MAALAI POZHUDIN MAYAKATHILAEY FILM REVIEW
Maalai Pozhudhin Mayakathilaey (2012)
Director: Narayan Nagendra Rao
Casts: Aari, Shubha Phutela
The lyrical title, ‘Maalai Pozhudhin Mayakathilaey’ does spark a curiosity and the successful album (Oh Baby, Yen Uyire, etc.) also plays a part in its expectation by film buffs. The small glimpse of technical excellence seen in the trailer reflects the freshness of the young team. Hyped as an innovative attempt, does it keep his promise?
Firstly the debut director Narayan Nagaendra Rao, should be commended to keep his story concise and tell it though an evening at a coffee shop. The treatment of the story oozes with difference and style. It dwells with the problems, love and marriage of different people at a coffee shop. It also deals with even the smallest of joys and the sadness that trivial issues can bring on people’s lives. An interesting premise woven with novelty comes to a halt when the second half starts to be draggy and preachy. The poetic dialogues sound nice but lack realism. The climax feels predictable and convenient. In addition, the use of live sound unfortunately creates a sitcom feel to it. Some of the dialogues are surprisingly indistinct too. However the way the director uses rain and illayaraja’s songs to give a cosy feel results in a feel-good factor.
Aari has an aspiring director falling in love with Jiya (Subha) at a coffee conversation, does well. However his dance skills can be improved. Subha as Jiya has a remarkable screen presence but fails to emote accordingly. However, in a time where even Tamil heroines depending a dubbing artiste, Subha’s hard work to learn it, certainly should be applauded. Other casts such as Subbu Panchu, Tejasvini and Balaji have given a realistic portrayal.

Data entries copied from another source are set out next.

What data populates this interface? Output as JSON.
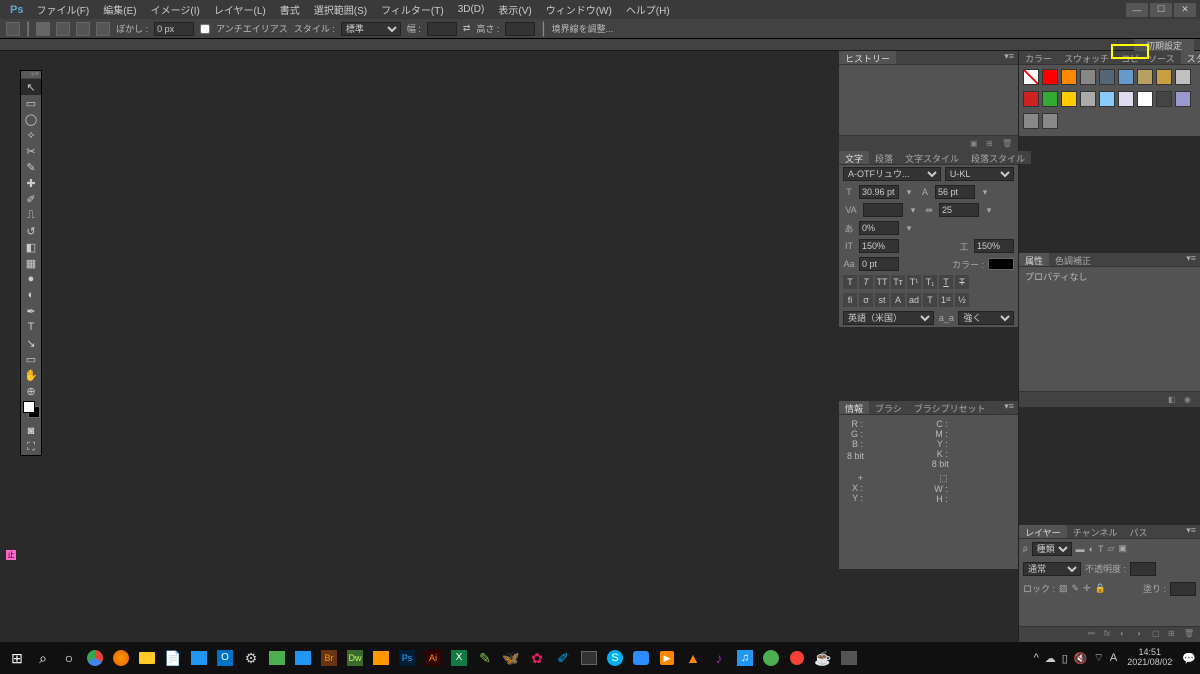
{
  "menu": [
    "ファイル(F)",
    "編集(E)",
    "イメージ(I)",
    "レイヤー(L)",
    "書式",
    "選択範囲(S)",
    "フィルター(T)",
    "3D(D)",
    "表示(V)",
    "ウィンドウ(W)",
    "ヘルプ(H)"
  ],
  "options": {
    "feather_label": "ぼかし :",
    "feather_value": "0 px",
    "antialias": "アンチエイリアス",
    "style_label": "スタイル :",
    "style_value": "標準",
    "width_label": "幅 :",
    "height_label": "高さ :",
    "refine_edge": "境界線を調整..."
  },
  "secondary": {
    "label": "初期設定"
  },
  "panels": {
    "history": {
      "tab": "ヒストリー"
    },
    "character": {
      "tabs": [
        "文字",
        "段落",
        "文字スタイル",
        "段落スタイル"
      ],
      "font": "A-OTFリュウ...",
      "weight": "U-KL",
      "size": "30.96 pt",
      "leading": "56 pt",
      "va": "VA",
      "vanum": "25",
      "tsume": "0%",
      "vscale": "150%",
      "hscale": "150%",
      "baseline": "0 pt",
      "color_label": "カラー :",
      "lang": "英語（米国）",
      "aa_label": "a_a",
      "aa": "強く"
    },
    "info": {
      "tabs": [
        "情報",
        "ブラシ",
        "ブラシプリセット"
      ],
      "r": "R :",
      "g": "G :",
      "b": "B :",
      "c": "C :",
      "m": "M :",
      "y": "Y :",
      "k": "K :",
      "depth1": "8 bit",
      "depth2": "8 bit",
      "x": "X :",
      "ypos": "Y :",
      "w": "W :",
      "h": "H :"
    },
    "swatches": {
      "tabs": [
        "カラー",
        "スウォッチ",
        "コピーソース",
        "スタイル"
      ],
      "colors_row1": [
        "#ffffff00",
        "#ff0000",
        "#ff8800",
        "#888888",
        "#556677",
        "#6699cc",
        "#b8a060",
        "#c8a040",
        "#c0c0c0"
      ],
      "colors_row2": [
        "#cc2222",
        "#33aa33",
        "#ffcc00",
        "#aaaaaa",
        "#88ccff",
        "#ddddee",
        "#ffffff",
        "#444444",
        "#9999cc"
      ],
      "colors_row3": [
        "#888888",
        "#888888"
      ]
    },
    "props": {
      "tabs": [
        "属性",
        "色調補正"
      ],
      "empty": "プロパティなし"
    },
    "layers": {
      "tabs": [
        "レイヤー",
        "チャンネル",
        "パス"
      ],
      "kind": "種類",
      "blend": "通常",
      "opacity_label": "不透明度 :",
      "lock_label": "ロック :",
      "fill_label": "塗り :"
    }
  },
  "tools": [
    "↖",
    "▭",
    "◯",
    "⬚",
    "✂",
    "✎",
    "✐",
    "๑",
    "⌖",
    "⟲",
    "⊹",
    "◐",
    "◧",
    "⬓",
    "▤",
    "T",
    "↘",
    "Q",
    "✋",
    "⊕"
  ],
  "pink": "止",
  "taskbar": {
    "time": "14:51",
    "date": "2021/08/02"
  }
}
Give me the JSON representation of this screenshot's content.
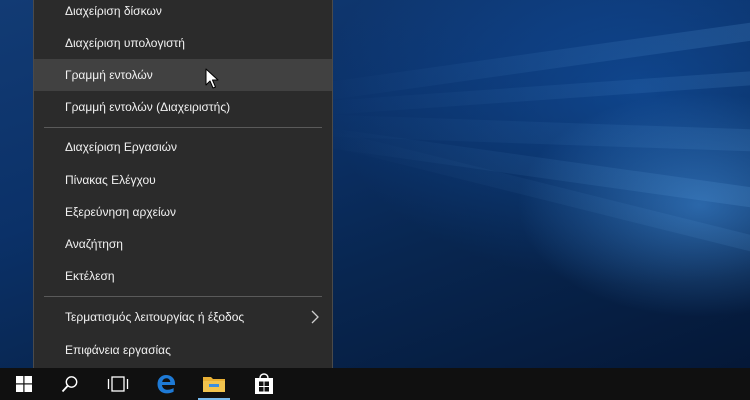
{
  "menu": {
    "items": [
      {
        "label": "Διαχείριση δίσκων"
      },
      {
        "label": "Διαχείριση υπολογιστή"
      },
      {
        "label": "Γραμμή εντολών"
      },
      {
        "label": "Γραμμή εντολών (Διαχειριστής)"
      },
      {
        "label": "Διαχείριση Εργασιών"
      },
      {
        "label": "Πίνακας Ελέγχου"
      },
      {
        "label": "Εξερεύνηση αρχείων"
      },
      {
        "label": "Αναζήτηση"
      },
      {
        "label": "Εκτέλεση"
      },
      {
        "label": "Τερματισμός λειτουργίας ή έξοδος"
      },
      {
        "label": "Επιφάνεια εργασίας"
      }
    ],
    "hovered_item": "Γραμμή εντολών"
  },
  "taskbar": {
    "buttons": [
      {
        "icon": "windows-start-icon"
      },
      {
        "icon": "search-icon"
      },
      {
        "icon": "task-view-icon"
      },
      {
        "icon": "edge-browser-icon"
      },
      {
        "icon": "file-explorer-icon"
      },
      {
        "icon": "store-icon"
      }
    ]
  },
  "colors": {
    "menu_bg": "#2b2b2b",
    "menu_hover": "#414141",
    "taskbar_bg": "#101010",
    "accent": "#76b9ed",
    "edge_blue": "#1e7ad6",
    "folder_yellow": "#f2c44e"
  }
}
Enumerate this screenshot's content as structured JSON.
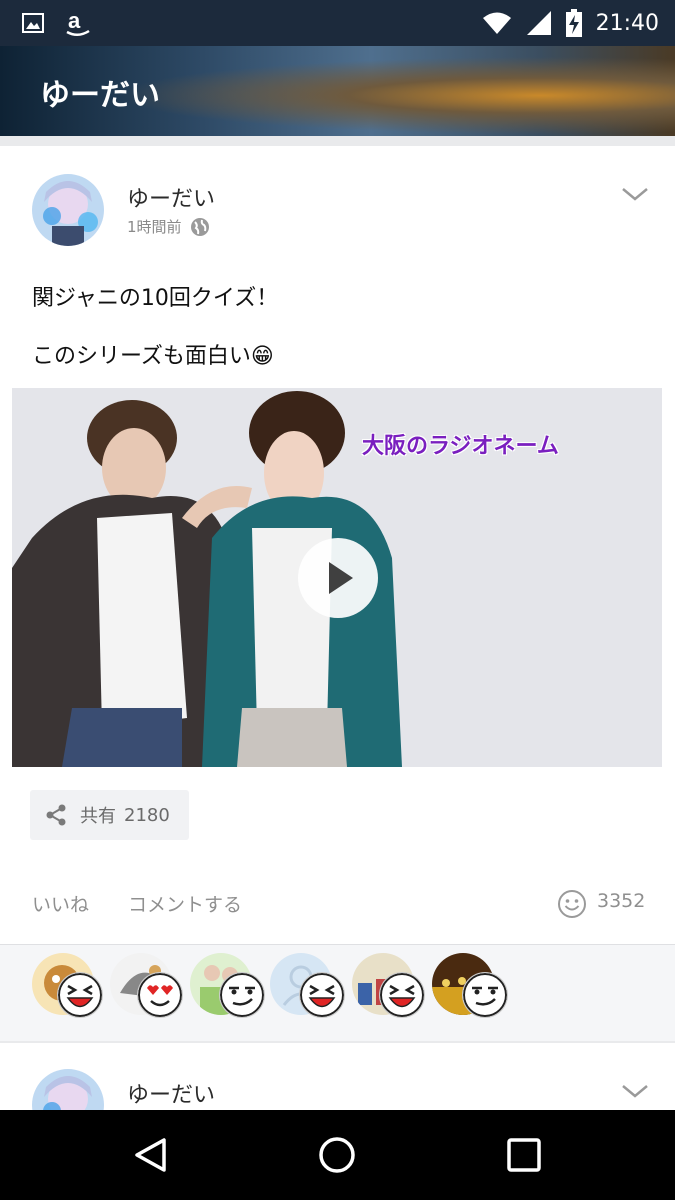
{
  "status_bar": {
    "time": "21:40",
    "icons": [
      "image-icon",
      "amazon-icon",
      "wifi-icon",
      "signal-icon",
      "battery-charging-icon"
    ]
  },
  "header": {
    "title": "ゆーだい"
  },
  "post": {
    "author": "ゆーだい",
    "timestamp": "1時間前",
    "visibility_icon": "globe-icon",
    "text_line1": "関ジャニの10回クイズ！",
    "text_line2": "このシリーズも面白い😁",
    "video": {
      "caption": "大阪のラジオネーム"
    },
    "share": {
      "label": "共有",
      "count": "2180"
    },
    "actions": {
      "like_label": "いいね",
      "comment_label": "コメントする",
      "reaction_count": "3352"
    },
    "reactions": [
      "laughing",
      "heart-eyes",
      "smirk",
      "laughing",
      "laughing",
      "smirk"
    ]
  },
  "next_post": {
    "author": "ゆーだい"
  },
  "colors": {
    "accent": "#1c2a3c",
    "caption": "#7a1fbf"
  }
}
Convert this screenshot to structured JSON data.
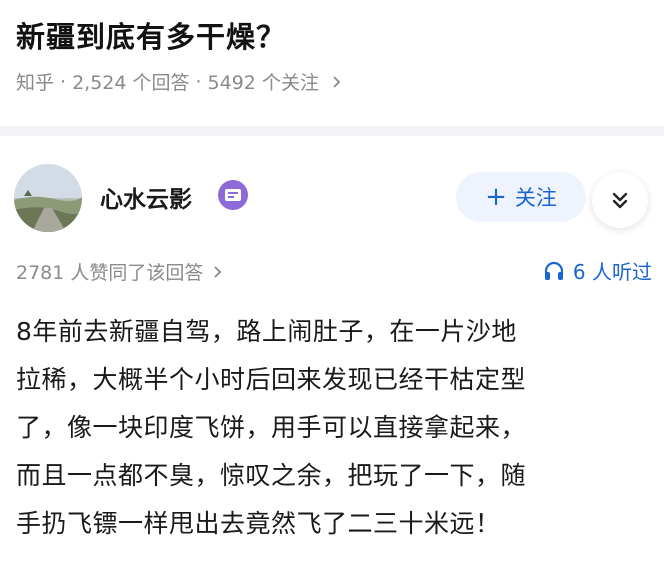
{
  "question": {
    "title": "新疆到底有多干燥？",
    "source": "知乎",
    "answer_count": "2,524 个回答",
    "follower_count": "5492 个关注",
    "separator": "·"
  },
  "author": {
    "name": "心水云影",
    "badge_icon": "certified-badge-icon",
    "badge_color": "#8e6ad8",
    "follow_label": "关注",
    "follow_plus": "+",
    "more_icon": "double-chevron-down-icon"
  },
  "stats": {
    "upvote_text": "2781 人赞同了该回答",
    "listen_text": "6 人听过",
    "listen_icon": "headphones-icon"
  },
  "answer": {
    "lines": [
      "8年前去新疆自驾，路上闹肚子，在一片沙地",
      "拉稀，大概半个小时后回来发现已经干枯定型",
      "了，像一块印度飞饼，用手可以直接拿起来，",
      "而且一点都不臭，惊叹之余，把玩了一下，随",
      "手扔飞镖一样甩出去竟然飞了二三十米远！"
    ]
  },
  "colors": {
    "accent": "#1966d2",
    "muted_text": "#8a8a8a",
    "follow_bg": "#eef3fd"
  }
}
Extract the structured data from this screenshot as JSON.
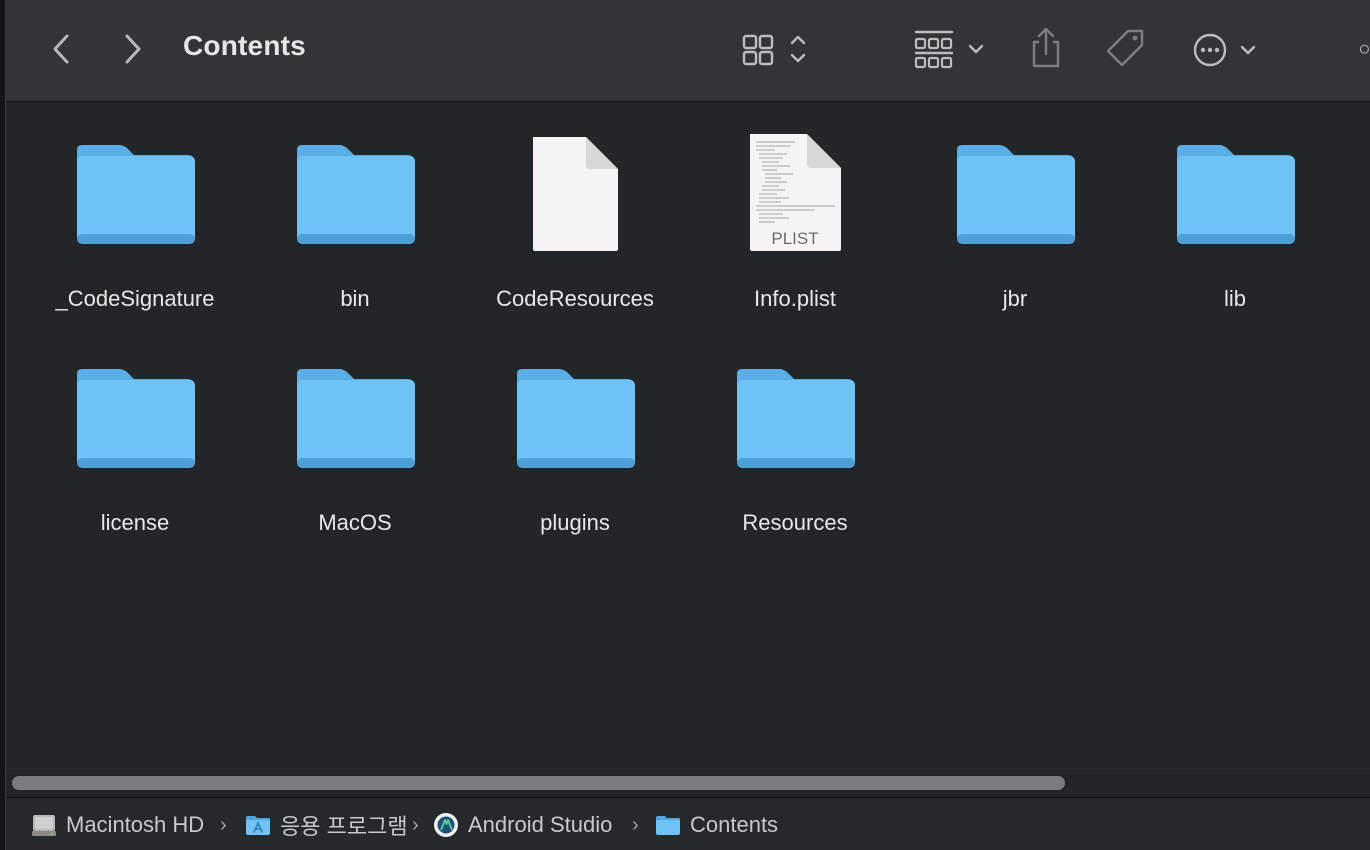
{
  "window": {
    "title": "Contents"
  },
  "toolbar": {
    "back_icon": "chevron-left-icon",
    "forward_icon": "chevron-right-icon",
    "view_icon": "grid-view-icon",
    "group_icon": "group-by-icon",
    "share_icon": "share-icon",
    "tag_icon": "tag-icon",
    "more_icon": "ellipsis-circle-icon"
  },
  "items": [
    {
      "name": "_CodeSignature",
      "kind": "folder"
    },
    {
      "name": "bin",
      "kind": "folder"
    },
    {
      "name": "CodeResources",
      "kind": "document"
    },
    {
      "name": "Info.plist",
      "kind": "plist",
      "badge": "PLIST"
    },
    {
      "name": "jbr",
      "kind": "folder"
    },
    {
      "name": "lib",
      "kind": "folder"
    },
    {
      "name": "license",
      "kind": "folder"
    },
    {
      "name": "MacOS",
      "kind": "folder"
    },
    {
      "name": "plugins",
      "kind": "folder"
    },
    {
      "name": "Resources",
      "kind": "folder"
    }
  ],
  "scrollbar": {
    "horizontal_visible_fraction": 0.78
  },
  "pathbar": {
    "crumbs": [
      {
        "label": "Macintosh HD",
        "icon": "hard-drive-icon"
      },
      {
        "label": "응용 프로그램",
        "icon": "applications-folder-icon"
      },
      {
        "label": "Android Studio",
        "icon": "android-studio-app-icon"
      },
      {
        "label": "Contents",
        "icon": "folder-icon"
      }
    ]
  },
  "colors": {
    "folder_body": "#6fc3f6",
    "folder_tab": "#5aaee6",
    "toolbar_bg": "#323537",
    "content_bg": "#222628"
  }
}
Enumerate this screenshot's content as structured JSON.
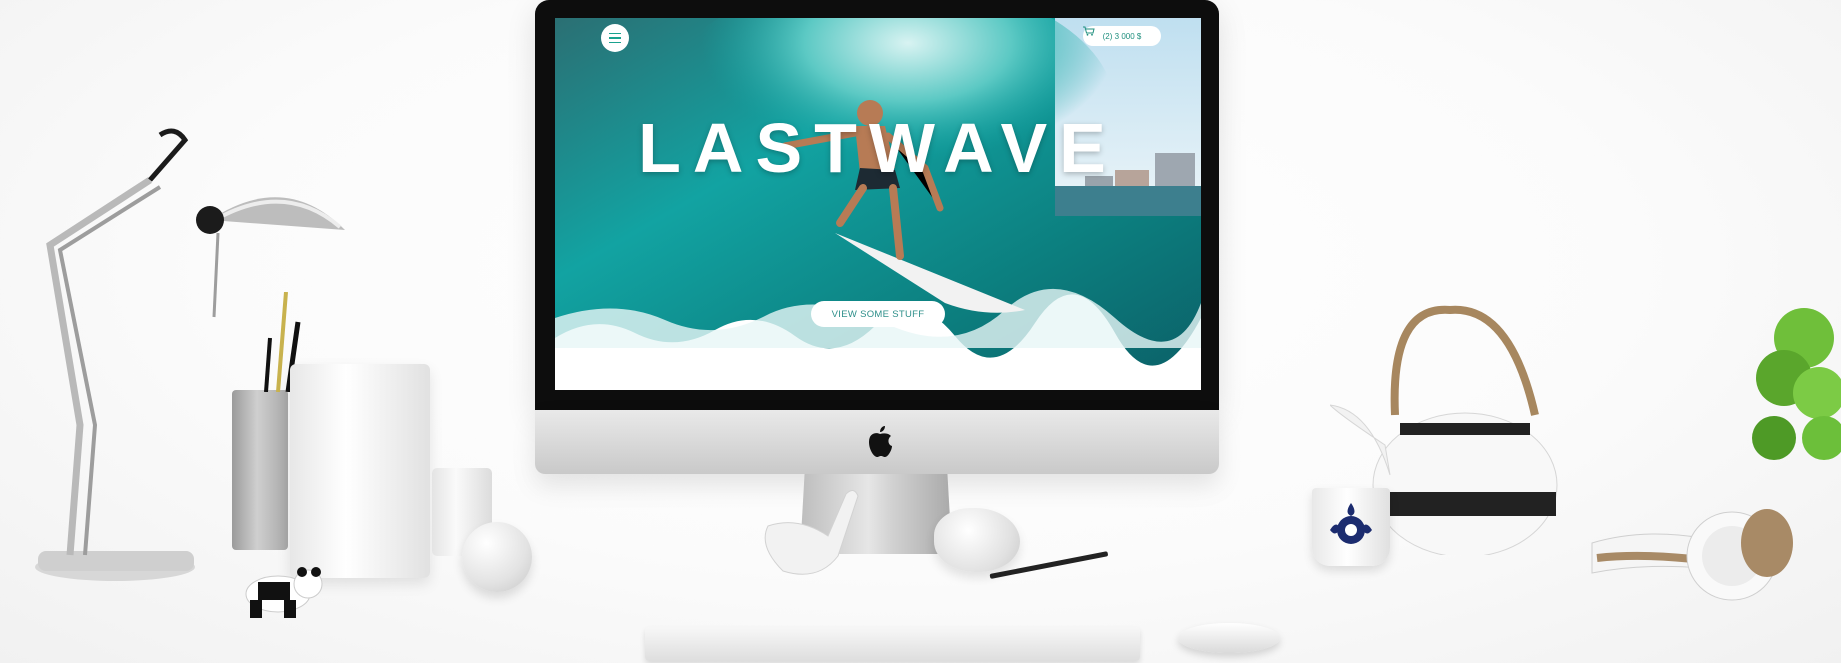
{
  "website": {
    "hero_title": "LASTWAVE",
    "cart_label": "(2) 3 000 $",
    "cta_label": "VIEW SOME STUFF"
  },
  "colors": {
    "accent": "#1aa28f",
    "screen_sea": "#0a6f74",
    "wave_highlight": "#bfe9ec"
  },
  "icons": {
    "menu": "hamburger-menu-icon",
    "cart": "shopping-cart-icon",
    "logo": "apple-logo-icon"
  }
}
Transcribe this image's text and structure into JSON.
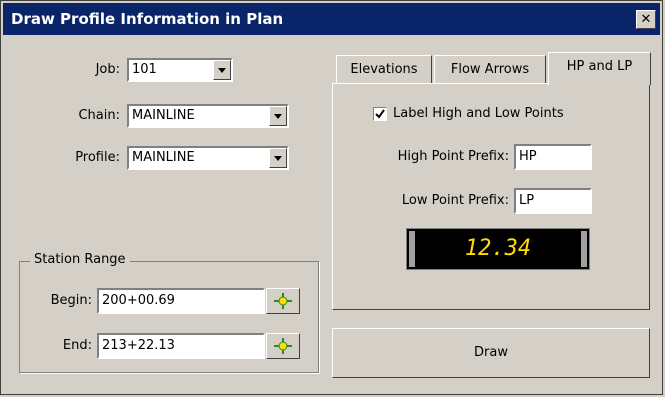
{
  "window": {
    "title": "Draw Profile Information in Plan",
    "close_glyph": "✕"
  },
  "fields": {
    "job": {
      "label": "Job:",
      "value": "101"
    },
    "chain": {
      "label": "Chain:",
      "value": "MAINLINE"
    },
    "profile": {
      "label": "Profile:",
      "value": "MAINLINE"
    }
  },
  "station_range": {
    "title": "Station Range",
    "begin": {
      "label": "Begin:",
      "value": "200+00.69",
      "pick_icon": "crosshair-pick-icon"
    },
    "end": {
      "label": "End:",
      "value": "213+22.13",
      "pick_icon": "crosshair-pick-icon"
    }
  },
  "tabs": [
    {
      "label": "Elevations",
      "active": false
    },
    {
      "label": "Flow Arrows",
      "active": false
    },
    {
      "label": "HP and LP",
      "active": true
    }
  ],
  "hp_lp": {
    "checkbox_label": "Label High and Low Points",
    "checkbox_checked": true,
    "high_prefix": {
      "label": "High Point Prefix:",
      "value": "HP"
    },
    "low_prefix": {
      "label": "Low Point Prefix:",
      "value": "LP"
    },
    "preview_value": "12.34"
  },
  "actions": {
    "draw_label": "Draw"
  },
  "colors": {
    "titlebar": "#0a246a",
    "dialog_bg": "#d4d0c8",
    "display_text": "#ffdd00",
    "pick_icon": "#2a8a2a"
  }
}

Technically, ‘Maalai Pozhudin Mayakathilaey’ is a remarkable attempt. Breath taking visuals and lighting by cinematographer Amarnath elevates the freshness of the film. The set design of the film also is a highlight, although it does give a foreign feel for a story happening in Tamil Nadu. Achu’s music is the biggest asset for the film as all the songs rings in our ears even after the film have ended. Achu, if he gets the right films, could possibly join the big leagues of music directors.
In overall, director Narayan’s attempt to create a feel good love story succeeds at parts with technicality playing a major part in it. In a time where commercial cinema takes a stand in Kollywood, a small-budgeted innovative attempt like this should be motivated.
Verdict: Great in style, diluted in substance